Section 20: stipulates fines to be paid at between $1,000 and $10,000 with doubling if a prior contravention has occurred. The relative fairness of these fines and doubling of fines based on prior convictions is something Quebec residents should be critical of.  It is not inconceivable for an individual or organization to be charged on separate and unrelated matters, so this doubling down may be an unfair penalty scheme.

Section 23: deals with the new injunction and carries the following language and should be closely scrutinized for its capacity to created legal precedent not only within the scope of the act but in other areas of law.  Any new tool implemented by a government is cause for deep consideration not only for its intended effects but also unintended usages:

“Such an injunction may enjoin a natural person not to do or to cease doing something or to perform a particular act in order to protect another natural person whose life, health or safety is endangered. Such an injunction, called a protection order, may be obtained, in particular, in a context of violence, for example, violence based on a concept of honour, or a context of hate speech or speech inciting violence. A protection order may only be issued for such time and on such conditions as determined by the court, without however exceeding three years.”

Section 24:  introduces language to protect the “physical and emotional safety of students”.  This language is potentially very problematic for those who have been investigated under this proposed legislation (whether successfully charged or not)

A person whose name is on the list kept by the Commission des droits de la personne et des droits de la jeunesse under the Act to prevent and combat hate speech and speech inciting violence ( insert the year and chapter number of this Act and the number of the section of this Act that enacts the Act to prevent and combat hate speech and speech inciting violence) is considered to exhibit behaviour that could reasonably pose a threat for the physical or emotional safety of the students.

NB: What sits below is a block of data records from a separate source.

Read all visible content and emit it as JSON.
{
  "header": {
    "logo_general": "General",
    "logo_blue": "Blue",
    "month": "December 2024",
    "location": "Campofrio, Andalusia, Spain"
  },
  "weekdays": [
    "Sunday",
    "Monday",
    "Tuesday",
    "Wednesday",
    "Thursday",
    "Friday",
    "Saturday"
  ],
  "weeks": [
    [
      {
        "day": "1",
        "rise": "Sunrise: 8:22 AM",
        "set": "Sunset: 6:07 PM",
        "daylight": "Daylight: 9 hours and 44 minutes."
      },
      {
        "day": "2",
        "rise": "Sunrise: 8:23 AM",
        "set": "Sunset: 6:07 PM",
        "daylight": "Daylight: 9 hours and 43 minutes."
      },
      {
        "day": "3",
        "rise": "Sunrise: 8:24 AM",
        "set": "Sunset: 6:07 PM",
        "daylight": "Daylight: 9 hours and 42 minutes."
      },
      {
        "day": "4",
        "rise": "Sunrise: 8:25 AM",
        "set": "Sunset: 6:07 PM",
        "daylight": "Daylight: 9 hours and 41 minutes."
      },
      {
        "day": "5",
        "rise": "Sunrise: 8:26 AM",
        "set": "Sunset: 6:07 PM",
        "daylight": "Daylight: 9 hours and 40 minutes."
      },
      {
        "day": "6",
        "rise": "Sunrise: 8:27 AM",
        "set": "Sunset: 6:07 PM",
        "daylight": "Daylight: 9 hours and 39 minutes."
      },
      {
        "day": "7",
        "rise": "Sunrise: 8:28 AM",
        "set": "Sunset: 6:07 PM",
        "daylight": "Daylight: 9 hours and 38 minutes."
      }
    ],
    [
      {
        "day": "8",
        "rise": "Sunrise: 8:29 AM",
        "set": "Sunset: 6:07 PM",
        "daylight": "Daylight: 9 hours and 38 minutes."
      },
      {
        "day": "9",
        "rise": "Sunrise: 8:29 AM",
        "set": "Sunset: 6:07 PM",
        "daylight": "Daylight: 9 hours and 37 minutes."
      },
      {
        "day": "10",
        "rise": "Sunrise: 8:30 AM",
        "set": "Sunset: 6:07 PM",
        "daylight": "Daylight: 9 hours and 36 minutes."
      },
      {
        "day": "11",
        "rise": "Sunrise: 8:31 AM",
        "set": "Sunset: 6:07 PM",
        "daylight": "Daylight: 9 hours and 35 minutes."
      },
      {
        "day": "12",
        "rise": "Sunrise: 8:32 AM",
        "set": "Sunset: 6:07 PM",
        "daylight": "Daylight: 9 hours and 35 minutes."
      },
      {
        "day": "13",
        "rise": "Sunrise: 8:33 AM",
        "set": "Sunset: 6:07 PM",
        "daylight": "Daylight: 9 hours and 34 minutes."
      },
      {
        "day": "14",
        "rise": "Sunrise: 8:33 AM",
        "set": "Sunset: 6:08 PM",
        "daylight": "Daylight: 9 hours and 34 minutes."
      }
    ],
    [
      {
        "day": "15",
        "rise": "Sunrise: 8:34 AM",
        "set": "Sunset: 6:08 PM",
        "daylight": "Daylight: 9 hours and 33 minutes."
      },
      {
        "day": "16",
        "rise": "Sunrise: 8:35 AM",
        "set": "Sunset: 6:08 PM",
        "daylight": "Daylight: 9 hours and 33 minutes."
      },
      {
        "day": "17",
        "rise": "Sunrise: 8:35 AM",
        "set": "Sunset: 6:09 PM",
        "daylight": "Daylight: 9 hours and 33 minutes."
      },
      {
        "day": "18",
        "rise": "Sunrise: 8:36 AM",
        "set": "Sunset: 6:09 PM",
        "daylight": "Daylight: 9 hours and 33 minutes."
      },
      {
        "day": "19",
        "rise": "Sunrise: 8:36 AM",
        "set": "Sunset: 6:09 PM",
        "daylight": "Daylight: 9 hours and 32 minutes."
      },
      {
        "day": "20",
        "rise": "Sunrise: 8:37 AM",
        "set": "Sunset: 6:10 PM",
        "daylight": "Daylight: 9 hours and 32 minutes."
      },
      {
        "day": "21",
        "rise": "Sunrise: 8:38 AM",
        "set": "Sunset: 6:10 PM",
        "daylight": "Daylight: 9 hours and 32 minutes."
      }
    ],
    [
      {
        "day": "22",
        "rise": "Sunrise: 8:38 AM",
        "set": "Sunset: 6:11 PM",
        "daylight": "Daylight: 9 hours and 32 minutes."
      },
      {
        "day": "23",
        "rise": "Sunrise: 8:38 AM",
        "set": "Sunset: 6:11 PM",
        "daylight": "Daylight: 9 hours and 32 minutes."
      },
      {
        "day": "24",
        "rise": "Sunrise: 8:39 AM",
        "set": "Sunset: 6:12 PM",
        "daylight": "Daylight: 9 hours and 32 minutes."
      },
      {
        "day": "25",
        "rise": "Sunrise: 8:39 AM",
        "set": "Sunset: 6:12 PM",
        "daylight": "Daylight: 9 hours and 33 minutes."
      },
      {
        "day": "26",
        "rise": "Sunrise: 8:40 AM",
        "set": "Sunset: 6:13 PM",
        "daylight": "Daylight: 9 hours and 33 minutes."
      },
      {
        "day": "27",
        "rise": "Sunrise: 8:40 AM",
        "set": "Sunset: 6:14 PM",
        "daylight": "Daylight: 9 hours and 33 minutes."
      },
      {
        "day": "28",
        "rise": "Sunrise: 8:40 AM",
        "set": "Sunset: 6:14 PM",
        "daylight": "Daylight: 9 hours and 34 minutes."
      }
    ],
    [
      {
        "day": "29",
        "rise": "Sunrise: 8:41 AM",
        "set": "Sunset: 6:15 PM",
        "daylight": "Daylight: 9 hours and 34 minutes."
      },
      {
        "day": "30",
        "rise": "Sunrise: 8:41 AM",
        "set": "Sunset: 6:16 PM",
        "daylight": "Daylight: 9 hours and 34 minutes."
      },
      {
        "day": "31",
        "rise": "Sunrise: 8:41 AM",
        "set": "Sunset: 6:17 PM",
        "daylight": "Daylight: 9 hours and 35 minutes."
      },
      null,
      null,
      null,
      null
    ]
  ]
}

Section 33 inserts the words “excessive control after emotional rejection” in the Youth Protection Act.


Bill 59 is a problematic proposal which implements measures that may easily be abused or misused by groups interested to stifle criticism of religion or religious figures. It is important to investigate not only the interplay between sections of the act itself, but also their effect-on and interaction-with the other legislation. For example, this proposed legislation is subject to precedents and definitions established in prior rulings by The Supreme Court of Canada and other relevant federal legislation. These legal precedents would be sources on such matters as the definition and scope of hate speech.

Another example of the problematic complexity of this proposed bill is in the interplay of the separate sections. If a person or organization is accused through Sections 2 and/or 3 and has their name added to the list described in Section 17, how might that relate to Section 24’s notation that the organization or person may be “considered to exhibit behaviour that could reasonable pose a threat for the physical or emotional safety of the students.”?

CFIC will continue to monitor and inquire into the details of Bill 59. As an educational charity, we have a mandate to provide information regarding the application of secularism to Canadians. While Bill 59 purports to avoid penalizing genuine education, it is not clear what measures will be used to validate education provided by secularist organizations such as CFIC.

Should you wish to get involved with this issue, we encourage you to connect with an organization in your community. Local organizations active on this issue can be found in the Further Inquiry section below.


Further Inquiry

Should you wish to learn more about Bill 59, CFIC recommends the following references and perspectives.

1. Paul Marshall’s book Silenced: How Apostasy and Blasphemy Codes are Choking Freedom Worldwide